An energy bill, budget tensions and the marijuana debate were only a few of the stories this week. The Senate paved the way for more women to get mammograms, the corporate structure of Entergy Nuclear was scrutinized and winter storms had road crews scrambling for salt and looking for places to put the plowed snow.
Here’s a listen back to some of the voices in this week’s news:
(Sen. Doug Racine) "And I got to tell you we didn’t hear a whole lot of rhetoric from Governor Snelling. What we got was leadership. And he did sit down and he did face these tough choices. He put didn’t all this wiggly language in his budget. And he didn’t shift costs. He sat down, we had a very open discussion about what needed to be done. And we all made tough choices about what needed to be done."
(Administration Secretary Mike Smith) "Showing leadership is making the tough decisions. The governor has made the tough decisions. It’s time for the legislature to make the tough decisions and agree with governor’s budget. Listen, we pointed out everything they have mentioned. Everything they have mentioned."
(Cassandra LaRae-Perez) "I knew I would get a mammogram that year but I was concerned that other women wouldn’t knowing it would be out of pocket for people and the fact that I happened to be diagnosed with breast cancer perhaps made it more poignant for me more relevant for me."

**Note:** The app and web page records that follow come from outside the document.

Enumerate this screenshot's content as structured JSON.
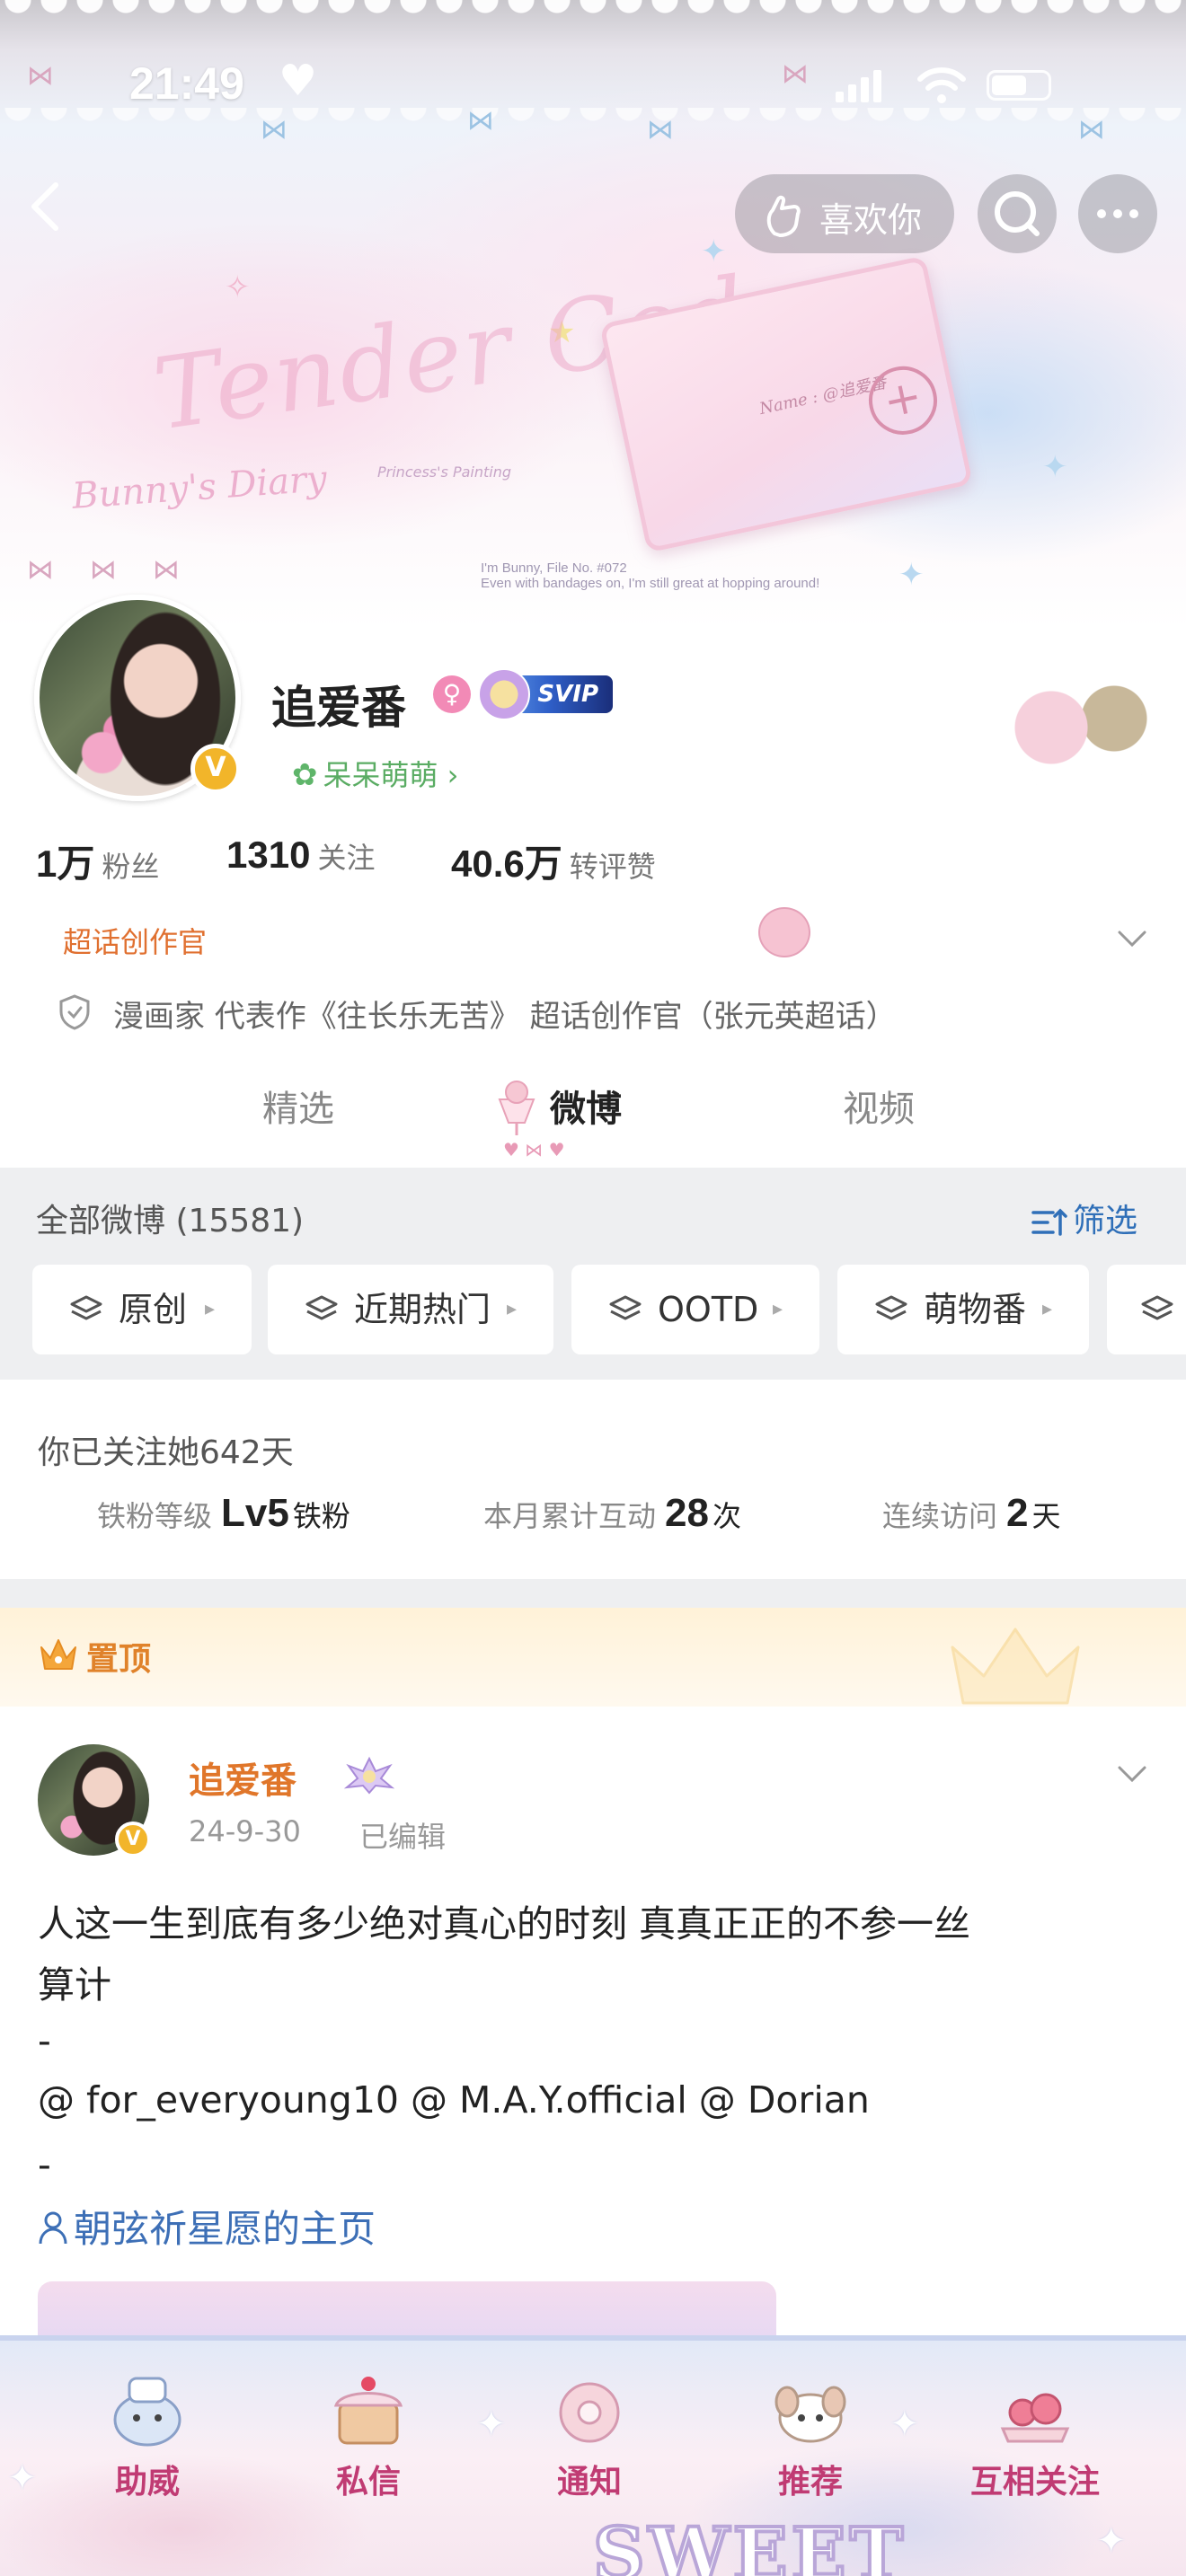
{
  "status_bar": {
    "time": "21:49",
    "heart": "♥"
  },
  "banner": {
    "title": "Tender Code",
    "subtitle": "Bunny's Diary",
    "caption": "Princess's Painting",
    "note_line1": "I'm Bunny, File No. #072",
    "note_line2": "Even with bandages on, I'm still great at hopping around!",
    "card_name": "Name : @追爱番"
  },
  "header": {
    "like_label": "喜欢你",
    "like_icon": "hand-heart-icon",
    "search_icon": "search-icon",
    "more_icon": "more-icon",
    "back_icon": "back-icon"
  },
  "profile": {
    "name": "追爱番",
    "gender_icon": "female-icon",
    "vip_label": "SVIP",
    "verified_mark": "V",
    "group_label": "呆呆萌萌 ›",
    "stats": [
      {
        "num": "1万",
        "label": "粉丝"
      },
      {
        "num": "1310",
        "label": "关注"
      },
      {
        "num": "40.6万",
        "label": "转评赞"
      }
    ],
    "creator_tag": "超话创作官",
    "bio": "漫画家 代表作《往长乐无苦》 超话创作官（张元英超话）"
  },
  "tabs": [
    {
      "label": "精选",
      "active": false
    },
    {
      "label": "微博",
      "active": true
    },
    {
      "label": "视频",
      "active": false
    }
  ],
  "filter": {
    "all_label": "全部微博 (15581)",
    "filter_label": "筛选",
    "chips": [
      "原创",
      "近期热门",
      "OOTD",
      "萌物番"
    ]
  },
  "fan": {
    "follow_days": "你已关注她642天",
    "stats": [
      {
        "label": "铁粉等级",
        "value": "Lv5",
        "unit": "铁粉"
      },
      {
        "label": "本月累计互动",
        "value": "28",
        "unit": "次"
      },
      {
        "label": "连续访问",
        "value": "2",
        "unit": "天"
      }
    ]
  },
  "pinned": {
    "label": "置顶"
  },
  "post": {
    "author": "追爱番",
    "date": "24-9-30",
    "edited": "已编辑",
    "lines": [
      "人这一生到底有多少绝对真心的时刻 真真正正的不参一丝",
      "算计",
      "-",
      "@ for_everyoung10 @ M.A.Y.official @ Dorian",
      "-"
    ],
    "link": "朝弦祈星愿的主页"
  },
  "bottom_bar": {
    "items": [
      {
        "label": "助威",
        "icon": "cheer-icon"
      },
      {
        "label": "私信",
        "icon": "message-icon"
      },
      {
        "label": "通知",
        "icon": "notify-icon"
      },
      {
        "label": "推荐",
        "icon": "recommend-icon"
      },
      {
        "label": "互相关注",
        "icon": "mutual-follow-icon"
      }
    ],
    "decor_text": "SWEET"
  },
  "colors": {
    "accent_orange": "#e0762a",
    "link_blue": "#3d6fb6",
    "group_green": "#5aac63",
    "bottom_label": "#c03b73"
  }
}
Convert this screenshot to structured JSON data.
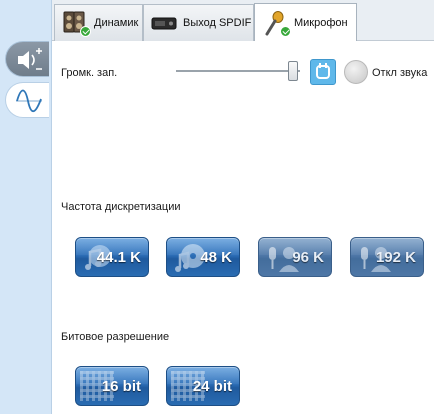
{
  "tabs": [
    {
      "label": "Динамик",
      "icon": "speaker-icon",
      "active": false
    },
    {
      "label": "Выход SPDIF",
      "icon": "spdif-icon",
      "active": false
    },
    {
      "label": "Микрофон",
      "icon": "microphone-icon",
      "active": true
    }
  ],
  "side": {
    "speaker_icon": "speaker-plus-minus-icon",
    "wave_icon": "waveform-icon"
  },
  "volume": {
    "label": "Громк. зап.",
    "level_percent": 100,
    "mute_label": "Откл звука"
  },
  "sample_rate": {
    "label": "Частота дискретизации",
    "options": [
      {
        "label": "44.1 K",
        "selected": true
      },
      {
        "label": "48 K",
        "selected": true
      },
      {
        "label": "96 K",
        "selected": false
      },
      {
        "label": "192 K",
        "selected": false
      }
    ]
  },
  "bit_depth": {
    "label": "Битовое разрешение",
    "options": [
      {
        "label": "16 bit",
        "selected": true
      },
      {
        "label": "24 bit",
        "selected": true
      }
    ]
  },
  "colors": {
    "left_strip": "#d4e6f7",
    "pill_active": "#2d6fb8",
    "pill_inactive": "#4f78a8",
    "link_button": "#5fb8ea",
    "check_green": "#37a83a"
  }
}
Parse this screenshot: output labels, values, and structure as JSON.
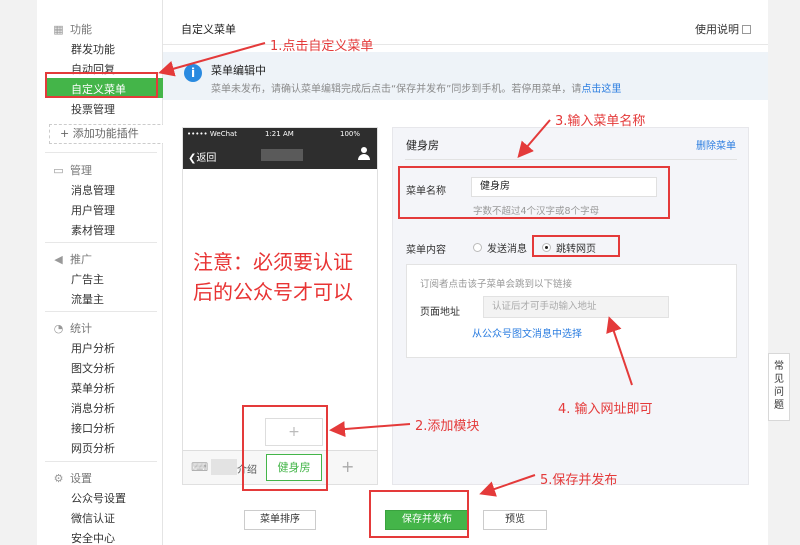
{
  "sidebar": {
    "groups": {
      "function": {
        "title": "功能",
        "items": [
          "群发功能",
          "自动回复",
          "自定义菜单",
          "投票管理"
        ],
        "add_plugin": "+ 添加功能插件"
      },
      "manage": {
        "title": "管理",
        "items": [
          "消息管理",
          "用户管理",
          "素材管理"
        ]
      },
      "promote": {
        "title": "推广",
        "items": [
          "广告主",
          "流量主"
        ]
      },
      "stats": {
        "title": "统计",
        "items": [
          "用户分析",
          "图文分析",
          "菜单分析",
          "消息分析",
          "接口分析",
          "网页分析"
        ]
      },
      "settings": {
        "title": "设置",
        "items": [
          "公众号设置",
          "微信认证",
          "安全中心"
        ]
      }
    }
  },
  "header": {
    "title": "自定义菜单",
    "help": "使用说明"
  },
  "notice": {
    "title": "菜单编辑中",
    "text": "菜单未发布，请确认菜单编辑完成后点击“保存并发布”同步到手机。若停用菜单，请",
    "link": "点击这里"
  },
  "phone": {
    "carrier": "••••• WeChat",
    "time": "1:21 AM",
    "battery": "100%",
    "back": "返回",
    "jie": "介绍",
    "active_menu": "健身房",
    "plus": "+",
    "sub_add": "+"
  },
  "editor": {
    "title": "健身房",
    "delete": "删除菜单",
    "name_label": "菜单名称",
    "name_value": "健身房",
    "name_hint": "字数不超过4个汉字或8个字母",
    "content_label": "菜单内容",
    "opt_message": "发送消息",
    "opt_webpage": "跳转网页",
    "url_desc": "订阅者点击该子菜单会跳到以下链接",
    "url_label": "页面地址",
    "url_placeholder": "认证后才可手动输入地址",
    "url_link": "从公众号图文消息中选择"
  },
  "buttons": {
    "sort": "菜单排序",
    "save": "保存并发布",
    "preview": "预览"
  },
  "faq": "常见问题",
  "annotations": {
    "step1": "1.点击自定义菜单",
    "step2": "2.添加模块",
    "step3": "3.输入菜单名称",
    "step4": "4. 输入网址即可",
    "step5": "5.保存并发布",
    "note_line1": "注意：必须要认证",
    "note_line2": "后的公众号才可以"
  },
  "colors": {
    "accent": "#44b549",
    "annotation": "#e43a3a",
    "link": "#2b7de0"
  }
}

(GOP presidential candidate John McCain) "My friends I’m here, to start with, I’m asking for your vote on Tuesday. I need it. I want it. I want to win in Vermont. And I would be very honored by your support. And it does matter. And I want to tell you, you will help us on the road to the nomination and the presidency of the United States."
(Senate President Pro Tem Peter Shumlin) "You know, the finance committee took some testimony on this from a number of people, and even Entergy could not explain to the committee exactly what this accomplished. So when that happens, it makes one nervous. So we just needed a level of expertise that we don’t have in this building."
(Dennis Lutz, Essex public works director) "We’re fine for the coming storm. We’ve got experienced people. They’ve done it a long time. They’re good operators. They know what to put down, they know when not to put it down. It’s a question of stretching the supply and keeping the thoroughfares open, keeping the schools open, keeping businesses running."